Despite rejecting my own and other people’s complaints, the ACCC had the audacity to advise Senator Scott Ludlam during Senate estimates in February 2012 that they hadn’t received any complaints. They later corrected themselves, and admitted they had.
The ACCC then kindly referred me to my bank, saying my complaint related to my Terms and Conditions (T&Cs). They also referred me to the Financial Ombudsman Service (FOS).
When I emailed the ACCC a graph showing the 95 per cent drop in donations to WikiLeaks after the blockade, the ACCC advised, “It cannot be established that MasterCard and Visa have acted ‘in concert’”.
Which begs the question, whether the ACCC actually investigates any complaints, or if it demands Australian citizens to provide their own evidence of corporate deceit before launching an investigation.
The FOS eventually escalated my complaint to their legal counsel, who rejected it on three grounds:

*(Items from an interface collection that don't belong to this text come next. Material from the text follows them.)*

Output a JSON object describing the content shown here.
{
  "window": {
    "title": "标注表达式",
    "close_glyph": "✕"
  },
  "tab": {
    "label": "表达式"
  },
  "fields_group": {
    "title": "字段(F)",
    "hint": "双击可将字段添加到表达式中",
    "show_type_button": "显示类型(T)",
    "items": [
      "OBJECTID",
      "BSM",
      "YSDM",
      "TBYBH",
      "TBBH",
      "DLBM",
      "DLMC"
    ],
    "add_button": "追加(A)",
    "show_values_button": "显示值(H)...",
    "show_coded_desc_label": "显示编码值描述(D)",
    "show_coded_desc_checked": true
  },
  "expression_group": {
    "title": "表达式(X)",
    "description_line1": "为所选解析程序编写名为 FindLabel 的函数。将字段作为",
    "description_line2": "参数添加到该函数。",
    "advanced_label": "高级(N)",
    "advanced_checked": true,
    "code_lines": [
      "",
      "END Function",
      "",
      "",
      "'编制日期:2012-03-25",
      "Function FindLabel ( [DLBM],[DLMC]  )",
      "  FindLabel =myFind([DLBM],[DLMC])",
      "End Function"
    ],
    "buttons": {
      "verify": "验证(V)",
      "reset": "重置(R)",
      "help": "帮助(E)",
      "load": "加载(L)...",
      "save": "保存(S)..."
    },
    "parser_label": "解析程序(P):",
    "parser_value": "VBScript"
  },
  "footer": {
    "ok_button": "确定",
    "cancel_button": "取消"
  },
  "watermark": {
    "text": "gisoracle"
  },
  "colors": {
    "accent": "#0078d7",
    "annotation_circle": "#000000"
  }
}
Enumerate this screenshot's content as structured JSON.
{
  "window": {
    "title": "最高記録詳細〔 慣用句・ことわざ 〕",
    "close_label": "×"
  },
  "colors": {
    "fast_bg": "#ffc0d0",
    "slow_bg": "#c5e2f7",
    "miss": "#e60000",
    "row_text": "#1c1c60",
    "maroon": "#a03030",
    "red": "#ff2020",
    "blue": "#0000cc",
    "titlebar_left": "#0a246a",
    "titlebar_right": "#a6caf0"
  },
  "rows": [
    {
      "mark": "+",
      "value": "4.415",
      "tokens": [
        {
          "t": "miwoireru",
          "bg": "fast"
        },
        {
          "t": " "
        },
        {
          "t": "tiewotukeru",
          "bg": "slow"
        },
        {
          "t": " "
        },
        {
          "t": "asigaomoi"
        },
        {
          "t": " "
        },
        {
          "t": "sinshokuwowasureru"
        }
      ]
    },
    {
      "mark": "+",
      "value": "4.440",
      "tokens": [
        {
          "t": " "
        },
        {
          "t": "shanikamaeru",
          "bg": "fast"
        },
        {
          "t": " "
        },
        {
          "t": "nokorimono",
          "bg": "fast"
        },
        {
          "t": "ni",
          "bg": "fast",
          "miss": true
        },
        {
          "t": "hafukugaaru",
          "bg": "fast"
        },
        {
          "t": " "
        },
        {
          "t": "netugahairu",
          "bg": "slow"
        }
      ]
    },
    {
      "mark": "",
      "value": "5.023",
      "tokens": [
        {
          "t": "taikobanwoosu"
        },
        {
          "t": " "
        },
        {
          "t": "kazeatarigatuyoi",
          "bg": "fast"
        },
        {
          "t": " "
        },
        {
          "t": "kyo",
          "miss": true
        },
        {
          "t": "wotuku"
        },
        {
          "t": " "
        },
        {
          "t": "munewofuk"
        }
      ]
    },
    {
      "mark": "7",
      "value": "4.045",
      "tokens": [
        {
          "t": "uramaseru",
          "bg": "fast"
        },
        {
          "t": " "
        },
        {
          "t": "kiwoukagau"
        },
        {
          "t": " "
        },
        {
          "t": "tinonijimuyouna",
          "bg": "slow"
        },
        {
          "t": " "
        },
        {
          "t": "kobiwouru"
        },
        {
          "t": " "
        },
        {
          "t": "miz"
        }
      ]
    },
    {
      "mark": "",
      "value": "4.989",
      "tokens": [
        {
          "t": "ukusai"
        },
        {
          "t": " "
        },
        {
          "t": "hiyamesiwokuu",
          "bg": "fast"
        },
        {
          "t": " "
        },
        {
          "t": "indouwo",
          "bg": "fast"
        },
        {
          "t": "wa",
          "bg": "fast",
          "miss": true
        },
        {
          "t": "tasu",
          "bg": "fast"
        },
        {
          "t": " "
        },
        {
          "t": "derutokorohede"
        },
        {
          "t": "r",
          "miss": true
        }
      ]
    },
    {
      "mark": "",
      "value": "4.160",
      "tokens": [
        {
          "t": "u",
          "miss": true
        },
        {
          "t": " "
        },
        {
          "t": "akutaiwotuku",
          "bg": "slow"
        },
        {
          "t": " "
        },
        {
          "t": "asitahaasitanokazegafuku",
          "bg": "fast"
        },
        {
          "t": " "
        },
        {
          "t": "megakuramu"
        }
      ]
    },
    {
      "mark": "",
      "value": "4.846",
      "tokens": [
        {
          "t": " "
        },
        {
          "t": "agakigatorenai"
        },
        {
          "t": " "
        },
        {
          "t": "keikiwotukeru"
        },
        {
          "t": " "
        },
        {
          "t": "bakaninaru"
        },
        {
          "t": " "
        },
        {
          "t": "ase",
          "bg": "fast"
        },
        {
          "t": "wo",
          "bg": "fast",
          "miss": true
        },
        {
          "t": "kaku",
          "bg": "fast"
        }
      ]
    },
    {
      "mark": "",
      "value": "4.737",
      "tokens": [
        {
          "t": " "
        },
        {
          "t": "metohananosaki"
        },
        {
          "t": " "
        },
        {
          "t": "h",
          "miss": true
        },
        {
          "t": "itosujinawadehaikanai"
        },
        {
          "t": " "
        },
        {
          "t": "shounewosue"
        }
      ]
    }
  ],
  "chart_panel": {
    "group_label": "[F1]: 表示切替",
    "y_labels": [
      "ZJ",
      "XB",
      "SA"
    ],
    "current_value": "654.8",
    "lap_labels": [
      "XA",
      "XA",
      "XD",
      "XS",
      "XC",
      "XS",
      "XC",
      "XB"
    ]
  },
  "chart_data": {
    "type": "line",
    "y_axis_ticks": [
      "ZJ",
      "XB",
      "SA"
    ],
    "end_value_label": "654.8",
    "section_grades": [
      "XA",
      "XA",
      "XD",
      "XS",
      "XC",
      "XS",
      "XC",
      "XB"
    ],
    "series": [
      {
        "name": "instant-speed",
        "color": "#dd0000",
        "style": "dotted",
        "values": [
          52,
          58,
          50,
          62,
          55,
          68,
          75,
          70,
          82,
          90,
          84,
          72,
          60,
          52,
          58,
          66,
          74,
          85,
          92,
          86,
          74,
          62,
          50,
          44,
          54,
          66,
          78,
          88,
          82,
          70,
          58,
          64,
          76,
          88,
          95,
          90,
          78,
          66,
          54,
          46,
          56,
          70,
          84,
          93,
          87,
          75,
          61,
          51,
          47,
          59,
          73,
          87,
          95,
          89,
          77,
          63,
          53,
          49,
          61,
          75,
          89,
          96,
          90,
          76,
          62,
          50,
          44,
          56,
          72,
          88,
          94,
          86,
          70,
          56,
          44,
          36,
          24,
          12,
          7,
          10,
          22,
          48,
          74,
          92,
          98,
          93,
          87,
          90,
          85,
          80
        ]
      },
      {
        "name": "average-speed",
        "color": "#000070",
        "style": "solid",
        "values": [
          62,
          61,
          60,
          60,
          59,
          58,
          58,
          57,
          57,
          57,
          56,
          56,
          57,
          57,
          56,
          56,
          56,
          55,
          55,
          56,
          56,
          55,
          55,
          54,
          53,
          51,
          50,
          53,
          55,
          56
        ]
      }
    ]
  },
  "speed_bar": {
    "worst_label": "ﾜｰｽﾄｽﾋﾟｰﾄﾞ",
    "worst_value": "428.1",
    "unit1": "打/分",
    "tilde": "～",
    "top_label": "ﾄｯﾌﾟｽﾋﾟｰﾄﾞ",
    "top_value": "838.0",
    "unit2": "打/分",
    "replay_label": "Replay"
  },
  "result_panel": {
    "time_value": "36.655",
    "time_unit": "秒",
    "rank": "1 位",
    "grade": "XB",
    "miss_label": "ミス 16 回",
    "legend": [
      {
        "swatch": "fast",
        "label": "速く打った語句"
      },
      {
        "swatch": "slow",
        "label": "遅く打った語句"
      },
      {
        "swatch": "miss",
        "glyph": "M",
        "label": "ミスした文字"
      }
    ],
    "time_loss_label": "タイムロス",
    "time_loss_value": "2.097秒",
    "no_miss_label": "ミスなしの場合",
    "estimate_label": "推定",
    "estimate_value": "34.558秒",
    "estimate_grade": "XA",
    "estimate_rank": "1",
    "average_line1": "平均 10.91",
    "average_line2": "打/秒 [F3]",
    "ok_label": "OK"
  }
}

- They are “unable to review actions of any third parties to the dispute or the actions of an organisation which is not a member of our service.”
- My bank “is not obliged to know who will accept payments made through MasterCard or what decision MasterCard will make in the provision of its service.”
- “That it appears I had not suffered any financial loss due to the issue”. They also stated they were unable to compel my bank to amend the wording of their credit card T&Cs.
So, I decided to seek legal counsel, and was advised that a class action suit brought by cardholders against MasterCard and Visa would face several hurdles, including: Who has suffered the actual financial loss? If WikiLeaks has suffered the actual financial loss, who bears the adverse cost risk if the action failed? But, I asked, with the blockade in place how could WikiLeaks ever hope to pay legal costs for the banking giants MasterCard and Visa, where proceedings would likely last many years?
In an attempt to determine what was driving the inaction of the various regulatory bodies, I lodged Freedom of Information (FOI) requests with the ACCC, ASIC, APRA and the RBA.
My request was deliberately broad asking for documentation relating to the WikiLeaks financial blockade, and included any rules, guidelines, practices, and precedents relating to decisions regarding complaints, enquiries and recommendations regarding the decision by MasterCard, Visa, PayPal, Western Union and American Express to block donations to the organisation WikiLeaks.
I also requested general statistics about how many enquiries and complaints were received and their outcomes.
The ACCC, APRA and the RBA all responded advising that they refused my request “under section 24A(1) of the FOI Act on the basis that the document does not exist.”
Interesting statement considering the length of my ACCC complaint process and that other complaints they themselves admitted they had received.
The lack of documentation from these bodies reflects appalling record keeping practices and accountability. The RBA did, however, confirm it had received one complaint regarding the blockade – which I am certain was my own.
So where does this leave us today?
My months of complaints and enquiries revealed that MasterCard and Visa are outside of any and all regulation and accountability in Australia.
They are empowered to arbitrarily and indiscriminately restrict the facilitation of funds to companies and organisations from individuals, like myself, and this appalling breach of consumer rights worldwide must end.
For more information on what you can do, visit http://righttospend.com.
Originally published on WikiLeaks Central.